Some 17,000 people took to the streets of the capital despite the bad weather, according to police estimates, while organisers put turnout at 50,000.
17,000 turn out in wintry Vienna to protest against the migration and social policies of Austria's ruling right-wing coalition: https://t.co/Bw1U529DiU
— dpa news agency (@dpa_intl) December 15, 2018
Many were waving banners reading “Fascists out of the government”, “Racism gets on my nerves”, and “More love, courage, togetherness”, as they made their way through Vienna before gathering outside the Hofburg imperial palace.
VIDEO: Thousands of protesters in Vienna brave snow and icy temperatures to protest Austria's ruling coalition between the conservatives and the far-right a year after they came to power pic.twitter.com/hNWLaYJJw4
— AFP news agency (@AFP) December 16, 2018
The rally was held on the eve of the first anniversary since Chancellor Sebastian Kurz’s People’s Party (ÖVP) and its far-right Freedom Party (FPÖ) partner took office on 18 December 2017.
Under their leadership, Austria — which also holds the EU presidency until the end of December — has introduced a series of tough anti-immigration measures over the past year.
In the latest move, the government last month finalised the details of welfare cuts aimed at immigrants, in a move criticised by anti-poverty campaigners and church groups.
“We want a different Austria,” said MP Andreas Schieder of the opposition Social Democrats (SPÖ) told AFP.
Schieder is the SPÖ’s lead candidate in the European Parliament election in May 2019, when traditional parties face major challenges from far-right and eurosceptic populists.
With growth of three percent expected for this year and one of the eurozone’s lowest unemployment rates at 5.6%, Austria’s coalition is still riding high in opinion polls.
Kurz’s People’s Party won 31.5% of the vote in last year’s elections, but now scores around 35% in the opinion polls.
The Freedom Party, led by Vice-Chancellor Heinz-Christian Strache, has slipped only slightly from the 26% of the vote it won last year to around 24%.
The ÖVP and FPÖ have made harmony their watchword, as have Kurz and Strache.
At one press conference earlier this year where the duo were finishing each other’s sentences, Strache said: “Even I’m surprised at how quickly and brilliantly we’re working”.
“The effort that they’ve made to appear as united as possible is very popular with the public,” said political scientist Fritz Plasser.
Kurz’s polished style and the self-restraint shown by Strache have also helped the two men.
Part of that popularity is due to the economy.
With growth of 3% expected for this year and one of the eurozone’s lowest unemployment rates at 5.6%, the government rode a wave of European economic growth.

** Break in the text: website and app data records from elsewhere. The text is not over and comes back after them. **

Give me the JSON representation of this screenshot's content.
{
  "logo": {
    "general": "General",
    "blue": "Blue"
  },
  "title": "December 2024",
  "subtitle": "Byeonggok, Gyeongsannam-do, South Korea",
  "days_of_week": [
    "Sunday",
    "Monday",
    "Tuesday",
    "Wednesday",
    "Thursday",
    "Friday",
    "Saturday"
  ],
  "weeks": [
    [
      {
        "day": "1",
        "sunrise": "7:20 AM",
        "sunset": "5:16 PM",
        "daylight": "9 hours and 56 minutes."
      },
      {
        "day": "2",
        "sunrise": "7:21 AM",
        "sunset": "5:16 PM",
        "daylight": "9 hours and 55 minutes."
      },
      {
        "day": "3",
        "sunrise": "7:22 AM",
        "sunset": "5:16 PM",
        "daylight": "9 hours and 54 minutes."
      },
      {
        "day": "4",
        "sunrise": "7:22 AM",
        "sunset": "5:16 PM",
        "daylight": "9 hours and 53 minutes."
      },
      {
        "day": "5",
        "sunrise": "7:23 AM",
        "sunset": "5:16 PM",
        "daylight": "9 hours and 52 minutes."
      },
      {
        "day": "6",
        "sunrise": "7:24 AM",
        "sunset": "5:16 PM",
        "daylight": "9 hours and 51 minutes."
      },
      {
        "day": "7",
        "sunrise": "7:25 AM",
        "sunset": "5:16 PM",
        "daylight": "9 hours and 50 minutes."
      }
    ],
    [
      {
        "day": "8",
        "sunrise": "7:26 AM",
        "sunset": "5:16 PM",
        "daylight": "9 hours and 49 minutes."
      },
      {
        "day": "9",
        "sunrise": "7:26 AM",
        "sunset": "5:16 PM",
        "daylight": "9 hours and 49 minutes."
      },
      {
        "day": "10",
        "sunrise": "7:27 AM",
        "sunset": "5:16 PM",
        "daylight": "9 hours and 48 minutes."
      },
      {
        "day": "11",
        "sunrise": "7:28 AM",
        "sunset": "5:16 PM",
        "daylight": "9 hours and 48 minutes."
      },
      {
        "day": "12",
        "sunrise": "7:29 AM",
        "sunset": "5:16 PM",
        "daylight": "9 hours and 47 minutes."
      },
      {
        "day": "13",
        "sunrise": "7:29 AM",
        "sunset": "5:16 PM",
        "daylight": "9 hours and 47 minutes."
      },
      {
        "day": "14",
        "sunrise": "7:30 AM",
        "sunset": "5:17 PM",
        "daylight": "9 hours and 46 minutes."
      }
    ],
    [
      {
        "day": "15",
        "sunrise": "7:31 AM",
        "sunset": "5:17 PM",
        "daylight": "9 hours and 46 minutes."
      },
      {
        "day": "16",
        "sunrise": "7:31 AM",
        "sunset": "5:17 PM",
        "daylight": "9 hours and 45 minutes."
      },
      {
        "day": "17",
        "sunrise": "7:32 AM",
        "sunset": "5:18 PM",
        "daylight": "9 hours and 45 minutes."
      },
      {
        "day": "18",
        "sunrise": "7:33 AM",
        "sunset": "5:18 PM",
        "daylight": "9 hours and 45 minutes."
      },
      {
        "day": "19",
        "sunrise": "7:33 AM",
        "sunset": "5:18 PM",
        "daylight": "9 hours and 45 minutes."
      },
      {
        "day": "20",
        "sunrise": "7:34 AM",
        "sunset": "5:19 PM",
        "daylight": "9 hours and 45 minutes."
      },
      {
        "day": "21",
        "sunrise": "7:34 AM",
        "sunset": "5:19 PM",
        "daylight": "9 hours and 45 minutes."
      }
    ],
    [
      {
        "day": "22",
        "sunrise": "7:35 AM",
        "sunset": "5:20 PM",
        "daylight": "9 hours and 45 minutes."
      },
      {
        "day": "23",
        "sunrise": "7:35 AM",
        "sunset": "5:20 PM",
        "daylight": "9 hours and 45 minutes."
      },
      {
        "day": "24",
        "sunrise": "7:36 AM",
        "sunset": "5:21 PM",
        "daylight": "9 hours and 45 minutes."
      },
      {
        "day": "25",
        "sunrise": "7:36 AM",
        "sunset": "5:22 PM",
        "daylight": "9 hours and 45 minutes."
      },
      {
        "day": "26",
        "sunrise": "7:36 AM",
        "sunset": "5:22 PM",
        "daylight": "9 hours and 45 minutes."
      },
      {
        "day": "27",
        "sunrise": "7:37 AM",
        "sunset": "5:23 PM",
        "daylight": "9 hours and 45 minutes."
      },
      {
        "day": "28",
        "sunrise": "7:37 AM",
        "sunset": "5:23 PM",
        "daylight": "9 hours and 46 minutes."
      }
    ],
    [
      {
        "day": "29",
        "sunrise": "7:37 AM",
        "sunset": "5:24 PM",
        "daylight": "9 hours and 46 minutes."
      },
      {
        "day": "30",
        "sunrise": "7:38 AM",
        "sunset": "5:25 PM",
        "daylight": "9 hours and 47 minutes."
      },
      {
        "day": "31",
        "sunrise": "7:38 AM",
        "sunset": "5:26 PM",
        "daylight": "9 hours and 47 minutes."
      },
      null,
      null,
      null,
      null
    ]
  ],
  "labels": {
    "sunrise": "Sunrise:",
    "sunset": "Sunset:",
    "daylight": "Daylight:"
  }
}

Despite generous tax break for families and pension rises, this year the government looks set to eliminate its budget deficit, a year earlier than planned.
Civil servants can also look forward to a pay rise of 2.8%, with most other workers receiving rises of more than 2.5% — even up to 3.5% for metalworkers.
The government has faced criticism abroad — notably for its perceived closeness to Russia — and it may yet face some roadblocks at home as divisions emerge and policies risk fraying support among the working-class part of its base.